Among his developments was to abandon Frye's procedure of calcining the bone together with some of the other raw body materials, instead calcining just the bone. Bone china proved to be popular, leading to its production by other English pottery manufacturers. Both Spode's formulation and his business were successful: his formulation of 6 parts bone ash, 4 parts china stone and 3.5 parts china clay, remains the basis for all bone china, it was only in 2009 that his company, went into receivership before being purchased by Portmeirion. The production of bone china is similar to porcelain, except that more care is needed because of its lower plasticity and a narrower vitrification range; the traditional formulation for bone china is about 25 % Cornish stone and 50 % bone ash. The bone ash, used in bone china is made from cattle bones that have a lower iron content; these bones are crushed before being degelatinised and calcined at up to 1250 °C to produce bone ash. The ash is milled to a fine particle size.
The kaolin component of the body is needed to give the unfired body plasticity which allows articles to be shaped. This mixture is fired at around 1200 °C; the raw materials for bone china are comparatively expensive, the production is labour-intensive, why bone china maintains a luxury status and high pricing. Bone china consists of two crystalline phases, anorthite and β-tricalcium phosphate/whitlockite embedded in a substantial amount of glass. For 200 years from its development bone china was exclusively produced in the UK. During the middle part of the 20th century manufacturers in other countries began production, with the first successful ones outside the UK being in Japan: Noritake and Narumi. In more recent years production in China has expanded and the country is now the biggest producer of bone china in the world. Other countries producing considerable amounts of bone china are Bangladesh, Indonesia, Sri Lanka and Thailand. From the start of the first factory, Bengal Potteries, in 1964, bone china output from Indian factories had risen to 10,000 tonnes per year by 2009.

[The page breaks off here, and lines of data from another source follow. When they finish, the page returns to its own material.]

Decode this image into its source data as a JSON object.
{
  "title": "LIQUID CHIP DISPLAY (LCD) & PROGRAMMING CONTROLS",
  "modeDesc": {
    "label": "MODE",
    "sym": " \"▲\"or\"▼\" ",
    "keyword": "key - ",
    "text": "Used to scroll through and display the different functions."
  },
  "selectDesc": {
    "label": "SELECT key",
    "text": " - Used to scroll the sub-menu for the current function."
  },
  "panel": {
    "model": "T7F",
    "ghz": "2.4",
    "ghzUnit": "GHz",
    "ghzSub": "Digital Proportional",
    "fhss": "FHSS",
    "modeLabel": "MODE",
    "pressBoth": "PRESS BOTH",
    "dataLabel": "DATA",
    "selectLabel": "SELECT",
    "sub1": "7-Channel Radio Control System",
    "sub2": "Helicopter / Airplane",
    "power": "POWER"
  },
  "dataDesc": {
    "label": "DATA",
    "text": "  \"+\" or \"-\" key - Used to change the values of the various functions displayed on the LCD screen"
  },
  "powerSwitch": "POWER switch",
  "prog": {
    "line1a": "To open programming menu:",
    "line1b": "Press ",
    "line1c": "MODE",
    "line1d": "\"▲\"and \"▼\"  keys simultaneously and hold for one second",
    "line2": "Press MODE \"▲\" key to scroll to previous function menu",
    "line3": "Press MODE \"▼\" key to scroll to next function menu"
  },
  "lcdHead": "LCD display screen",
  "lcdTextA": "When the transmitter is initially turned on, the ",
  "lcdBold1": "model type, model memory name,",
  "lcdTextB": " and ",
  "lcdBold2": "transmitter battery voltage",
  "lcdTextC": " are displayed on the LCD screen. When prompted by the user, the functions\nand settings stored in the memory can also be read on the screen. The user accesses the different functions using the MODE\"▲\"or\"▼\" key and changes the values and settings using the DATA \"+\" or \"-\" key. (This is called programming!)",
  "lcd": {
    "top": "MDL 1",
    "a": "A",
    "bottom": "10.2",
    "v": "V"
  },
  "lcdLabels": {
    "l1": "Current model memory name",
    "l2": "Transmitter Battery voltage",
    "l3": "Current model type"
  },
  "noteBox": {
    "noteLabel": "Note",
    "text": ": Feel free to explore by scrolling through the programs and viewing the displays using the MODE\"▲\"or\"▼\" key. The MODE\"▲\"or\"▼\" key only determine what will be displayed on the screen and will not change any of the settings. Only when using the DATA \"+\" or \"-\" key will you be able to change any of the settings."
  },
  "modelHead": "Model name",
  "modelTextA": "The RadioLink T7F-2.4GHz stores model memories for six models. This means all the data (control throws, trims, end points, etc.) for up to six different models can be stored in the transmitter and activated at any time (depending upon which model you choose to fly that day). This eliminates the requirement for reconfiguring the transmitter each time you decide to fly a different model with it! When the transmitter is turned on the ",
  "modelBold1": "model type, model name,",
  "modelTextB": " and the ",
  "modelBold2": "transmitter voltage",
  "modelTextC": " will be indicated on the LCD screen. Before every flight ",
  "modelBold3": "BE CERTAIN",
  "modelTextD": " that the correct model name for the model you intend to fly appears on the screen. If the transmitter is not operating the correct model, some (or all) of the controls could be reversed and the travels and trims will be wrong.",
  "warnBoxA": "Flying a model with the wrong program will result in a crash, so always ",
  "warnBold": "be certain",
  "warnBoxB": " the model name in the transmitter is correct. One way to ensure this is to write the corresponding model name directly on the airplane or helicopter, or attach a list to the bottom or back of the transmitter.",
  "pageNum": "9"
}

Rajasthan has become a hub for bone china in India, with production in the state totaling 16-17 tonnes per day. Lenox is the only major manufacturer of bone china in the United States, has supplied presidential services to the White House. In the 21st century, "Islamic bone china" became available, using only bone ash from halal animals, as well as clay and a high firing temperature. Due to the use of animal bones in the production of certain bone china, some vegetarians and vegans avoid using or purchasing it. Media related to Bone china at Wikimedia Commons